Family-friendly festival events include Lah-Lah’s Big Jazz Adventure and the Melbourne Mass Gospel Choir at Southern Cross Lane.

There are some venue changes. Sonny Rehe’s Uptown Jazz Cafe is not on board this year, which is a pity as it has contributed substantially to the line-up of artists in past years. The Toff in the Town was a last-minute inclusion last year, but won’t feature this year.

Club Sessions will be held at The Jazzlab in Brunswick,  Dizzy’s Jazz Club in Richmond, Lido Jazz Room in Hawthorn and Southside Jazz Room in Elsternwick.

Larger concerts will take place in Hamer Hall, Melbourne Recital Centre, 170 Russell and Darebin Arts Centre. Jazz Out West gigs will be spread over a wide range of venues.

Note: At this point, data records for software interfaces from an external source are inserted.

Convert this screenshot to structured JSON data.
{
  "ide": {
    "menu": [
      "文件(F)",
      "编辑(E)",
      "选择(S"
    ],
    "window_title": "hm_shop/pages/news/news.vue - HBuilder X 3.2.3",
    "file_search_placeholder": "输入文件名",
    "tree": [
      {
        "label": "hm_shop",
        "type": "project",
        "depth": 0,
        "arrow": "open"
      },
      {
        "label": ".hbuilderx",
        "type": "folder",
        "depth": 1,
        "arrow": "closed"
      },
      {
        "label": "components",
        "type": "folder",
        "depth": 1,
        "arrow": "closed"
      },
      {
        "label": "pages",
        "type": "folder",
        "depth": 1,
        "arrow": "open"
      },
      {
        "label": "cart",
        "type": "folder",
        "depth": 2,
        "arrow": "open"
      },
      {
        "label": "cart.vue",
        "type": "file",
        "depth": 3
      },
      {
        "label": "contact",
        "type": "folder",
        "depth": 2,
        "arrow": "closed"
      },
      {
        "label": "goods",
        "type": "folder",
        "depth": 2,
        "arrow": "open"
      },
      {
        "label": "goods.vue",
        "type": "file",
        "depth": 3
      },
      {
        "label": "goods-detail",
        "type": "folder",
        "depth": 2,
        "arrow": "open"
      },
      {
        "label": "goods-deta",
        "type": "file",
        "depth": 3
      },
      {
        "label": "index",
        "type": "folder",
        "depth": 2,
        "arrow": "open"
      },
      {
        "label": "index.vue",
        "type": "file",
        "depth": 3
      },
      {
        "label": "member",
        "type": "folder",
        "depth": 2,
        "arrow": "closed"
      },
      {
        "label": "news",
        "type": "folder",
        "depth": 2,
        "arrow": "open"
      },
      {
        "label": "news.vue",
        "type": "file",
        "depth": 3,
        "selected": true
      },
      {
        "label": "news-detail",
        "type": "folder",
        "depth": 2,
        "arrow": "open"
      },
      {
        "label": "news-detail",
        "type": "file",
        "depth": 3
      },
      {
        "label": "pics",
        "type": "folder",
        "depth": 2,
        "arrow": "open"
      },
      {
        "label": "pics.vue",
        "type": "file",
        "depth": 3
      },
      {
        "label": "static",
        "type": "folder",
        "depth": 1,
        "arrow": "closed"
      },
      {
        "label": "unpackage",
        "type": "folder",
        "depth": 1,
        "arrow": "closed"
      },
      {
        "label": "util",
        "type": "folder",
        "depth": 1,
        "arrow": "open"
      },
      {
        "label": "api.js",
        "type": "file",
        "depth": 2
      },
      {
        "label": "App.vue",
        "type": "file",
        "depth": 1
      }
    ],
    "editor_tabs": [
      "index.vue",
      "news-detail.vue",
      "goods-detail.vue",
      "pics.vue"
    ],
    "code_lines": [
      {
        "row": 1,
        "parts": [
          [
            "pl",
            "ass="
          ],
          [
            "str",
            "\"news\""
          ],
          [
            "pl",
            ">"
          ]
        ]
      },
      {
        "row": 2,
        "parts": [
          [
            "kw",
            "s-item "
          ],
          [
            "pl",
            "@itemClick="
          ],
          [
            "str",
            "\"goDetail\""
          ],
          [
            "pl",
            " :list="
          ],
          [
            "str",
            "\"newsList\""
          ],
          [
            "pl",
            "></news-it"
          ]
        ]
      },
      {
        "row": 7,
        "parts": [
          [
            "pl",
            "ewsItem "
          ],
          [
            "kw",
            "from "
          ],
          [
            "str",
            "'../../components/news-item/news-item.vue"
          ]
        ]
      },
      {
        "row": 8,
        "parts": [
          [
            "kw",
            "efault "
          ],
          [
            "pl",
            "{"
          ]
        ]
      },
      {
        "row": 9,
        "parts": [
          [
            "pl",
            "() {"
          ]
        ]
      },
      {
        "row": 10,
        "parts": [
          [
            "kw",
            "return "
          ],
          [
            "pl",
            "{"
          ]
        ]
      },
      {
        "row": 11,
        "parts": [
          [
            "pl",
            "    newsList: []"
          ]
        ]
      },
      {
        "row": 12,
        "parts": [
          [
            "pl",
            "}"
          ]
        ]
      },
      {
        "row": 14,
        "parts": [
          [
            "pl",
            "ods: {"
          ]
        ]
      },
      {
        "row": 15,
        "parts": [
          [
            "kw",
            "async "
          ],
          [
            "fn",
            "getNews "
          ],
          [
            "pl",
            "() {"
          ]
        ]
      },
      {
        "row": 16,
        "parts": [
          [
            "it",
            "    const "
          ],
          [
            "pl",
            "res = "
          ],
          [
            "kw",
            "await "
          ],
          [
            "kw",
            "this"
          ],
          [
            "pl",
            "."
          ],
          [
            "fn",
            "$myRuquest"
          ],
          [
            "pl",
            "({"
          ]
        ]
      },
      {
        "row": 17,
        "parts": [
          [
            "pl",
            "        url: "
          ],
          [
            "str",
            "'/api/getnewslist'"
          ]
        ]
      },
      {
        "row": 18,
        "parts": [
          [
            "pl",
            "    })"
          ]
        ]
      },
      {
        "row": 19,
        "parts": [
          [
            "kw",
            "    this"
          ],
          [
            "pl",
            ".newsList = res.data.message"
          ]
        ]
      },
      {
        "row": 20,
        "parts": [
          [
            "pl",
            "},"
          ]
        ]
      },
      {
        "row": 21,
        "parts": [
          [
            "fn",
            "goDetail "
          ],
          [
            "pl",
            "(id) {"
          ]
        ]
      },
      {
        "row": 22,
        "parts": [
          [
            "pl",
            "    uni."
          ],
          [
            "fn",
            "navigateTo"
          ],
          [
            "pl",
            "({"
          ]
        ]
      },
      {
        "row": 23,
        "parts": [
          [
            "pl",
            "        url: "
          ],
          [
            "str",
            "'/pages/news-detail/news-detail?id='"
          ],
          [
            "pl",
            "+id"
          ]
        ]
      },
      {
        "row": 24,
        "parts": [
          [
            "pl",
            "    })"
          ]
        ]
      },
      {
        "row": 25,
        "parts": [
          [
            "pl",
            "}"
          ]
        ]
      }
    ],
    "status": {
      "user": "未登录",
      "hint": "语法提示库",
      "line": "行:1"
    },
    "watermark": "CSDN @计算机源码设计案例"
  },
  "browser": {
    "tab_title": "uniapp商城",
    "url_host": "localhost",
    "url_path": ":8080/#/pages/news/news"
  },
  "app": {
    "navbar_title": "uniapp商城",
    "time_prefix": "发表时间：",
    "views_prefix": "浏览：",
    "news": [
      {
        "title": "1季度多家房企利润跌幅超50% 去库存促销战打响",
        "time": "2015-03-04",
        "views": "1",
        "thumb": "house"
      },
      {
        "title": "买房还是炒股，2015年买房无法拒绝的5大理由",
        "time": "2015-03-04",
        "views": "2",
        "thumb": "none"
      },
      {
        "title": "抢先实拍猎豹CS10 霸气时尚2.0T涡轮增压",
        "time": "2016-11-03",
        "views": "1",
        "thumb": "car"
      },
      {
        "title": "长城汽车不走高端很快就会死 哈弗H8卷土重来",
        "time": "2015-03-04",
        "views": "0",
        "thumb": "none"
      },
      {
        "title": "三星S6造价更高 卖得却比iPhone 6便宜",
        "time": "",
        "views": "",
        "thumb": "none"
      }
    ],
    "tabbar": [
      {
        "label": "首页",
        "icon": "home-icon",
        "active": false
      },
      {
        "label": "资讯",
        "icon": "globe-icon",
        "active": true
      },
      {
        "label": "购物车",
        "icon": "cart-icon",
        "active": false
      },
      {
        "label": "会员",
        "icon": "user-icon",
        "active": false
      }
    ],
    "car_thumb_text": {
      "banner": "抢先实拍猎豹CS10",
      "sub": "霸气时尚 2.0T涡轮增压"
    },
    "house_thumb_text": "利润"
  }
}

Full program details are now available at the MIJF website.

ROGER MITCHELL

ENSEMBLE MEETS ALL EXPECTATIONS

Kennedy Snow

Nina Ferro performs with Kennedy Snow and string quartet at The Salon.      Image supplied.

REVIEW

Everything It Could Be, Kennedy Snow joins Nina Ferro and a string quartet, 7pm Friday 9 March 2018, The Salon, Melbourne Recital Centre.

Melbourne drummer and composer Sonja Horbelt took great care with the line-up for this outing with vocalist Nina Ferro, ensuring that it was, in the words of the final piece played, Everything It Could Be.

Acclaimed R&B and jazz vocalist Ferro joined Kennedy Snow — Horbelt on drum kit,  pianist Bob Sedergreen, saxophonist Kellie Santin and bassist Kim May — along with  Steve Sedergreen on keys, Janine Maunder on backing vocals and percussion, and string players Atilla Kuti violin, Lisa Reynolds violin, Lauren Segal viola and Karoline Kuti cello. It proved to be a formidable combination.

The power of Ferro’s voice in this acoustically superb space meant we did not need convincing that, as she sang “This is the place I want to be” in the opening song, Sunshine, she meant it.

The ballad Last Days of 33 ushered in the lush, full sound of the string quartet, embroidered for a time by piano and followed later by a duo of bass and piano. Again Ferro demonstrated we were hearing a big voice in a small space, with agility and strong vibrato. “Maybe it’s awesome, how things used to be,” she sang, making us think they still were.

The foot-tapping I’ve Made Up My Mind demonstrated the good vibe in this ensemble, Bob Sedergreen looking on with obvious enjoyment as Santin made brief forays and the strings added body as they seemed to carry both vocalists on a cinemascopic journey.

In Follow, title track of Kennedy Snow’s album, Ferro’s invitation “Can I tell you a story my friend, let me reveal what I know” was delivered with ease, the words clearly articulated and expressive. There were more sweeping vistas from the strings, subtle and beautiful sax, and punchy piano gleefully injected.

The string quartet played a different role in Another Time, their contribution stronger yet more sparse. Solos from Steve Sedergreen and Santin could have been longer, I thought, and the drums a tad less strong from where I was sitting, but this was a nice piece.

There were no strings in A Different Life. “Just imagine a new way forward,” Ferro sang to the faster tempo, Horbelt’s drums firing up and going for it with Steve Sedergreen underpinning powerful work by Santin on alto and May on bass interacting with Ferro in a vibrant, energetic finish.

A new tune, appropriately named Like All Things New, began with sombre piano as Ferro sang, “There’s a change has to happen for this life to go further, all seems so simple at first …” This was a beautiful ballad, quieter and yet with an intensity that made applause for Santin’s alto sax solo seem intrusive.

Ferro’s vocals in Intuition were delivered with dynamic variation and free-flowing power, calling to mind the drama of vocalist Jeannie Lewis. A musing, meandering solo by Santin preceded a building of intensity towards a tight finish.

The appreciative audience applauded wildly after the final Everything It Could Be, an upbeat piece with a strong beat and appealing melody. No one needed convincing that Nina Ferro, Kennedy Snow and the string quartet had indeed delivered a performance that was everything it could be.

ROGER MITCHELL